The drive system changed from two front-wheel drive motors in 2012 to a single rear-wheel drive motor. The battery pack is technologically better and also weighs less. According to Helberg this is a very innovative battery pack that allows the configuration to be adjusted.
The aerodynamics of the cockpit profile was improved by means of the latest sailplane technology in the world. The sailplane manufacturer, Jonker Sailplanes, did astonishing work here. The vehicle’s control systems have brand-new technology that makes it possible to perform adjustments to the vehicle’s electric current during changing weather conditions, uphills and downhills and while it is operational. It allows the driver to steer the vehicle as effectively as possible. An optimisation system is used in the tracking vehicle, which will determine which adjustments have to made to enhance the effectiveness of the solar car even more.
Solar panels of six square metres are affixed to the top of the vehicle and these are more than half as effective as traditional solar panels affixed to the roofs of houses. The cockpit profile is manufactured with carbon fibre and resin. This makes the vehicle very light but also strong as safety is the first priority. The combination of carbon fibre and resin is three times stronger than steel, but obviously much lighter.

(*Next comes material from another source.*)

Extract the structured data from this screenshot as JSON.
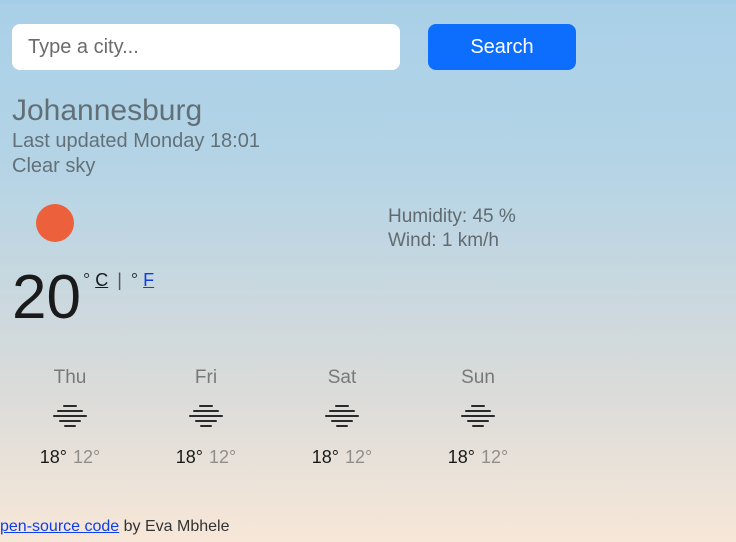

According to Helberg the objective of this year’s vehicle is to be at least 25% better than its predecessor. “We are still in the building process but it seems as if we will achieve the near impossible. The vehicle must be able to travel at least 500 km per day to be able to finish the race within the time limit. The speed of the Sirius X25 is limited to 120 km per hour but according to our research the most effective speed is approximately 75 km per hour,” says Helberg.
Teams will stop next to the road at night where they will be able to pitch their tents and cook so that they can be off on the next lap the following morning. A racing official and a medical first-aid person will accompany every team during the race.
“Our biggest dream will come true if we can only finish the race and at the same time be the first team ever from Africa to cross the finishing line. This will put us in the record books. This project is a learning project, which forms part of our long-term vision. This experience will enable us to aim for a podium position in 2017. It can be done. We have the expertise to develop our own technology further and better,” says Helberg.
Helberg explains the team’s holistic approach to their participation in this race. “This race is not merely another race that will cost millions of rand for finishing-line glory but has an incredible influence on the ordinary man in the street. It all happens in the name of the development of better and more effective power systems. Approximately 50% of all electricity in South Africa is consumed by electrical appliances such as electric motors, washing machines, water pumps and drive systems in factories. If one can only replace all traditional household electrical appliances with appliances that work a mere 5% more effectively, the energy saving is equal to over half the electricity that the Koeberg power station generates.
“In building this vehicle, we are proving that all personal energy needs can be met by renewable energy, even your transport needs. We are proving that it is possible but because these contemporary components are not yet produced on a mass scale, not everyone can afford them. This is an effort to turn this around. This technology creates the vision of independence – not to be linked to a grid any longer. It is environmentally-friendly energy, free and at no cost!”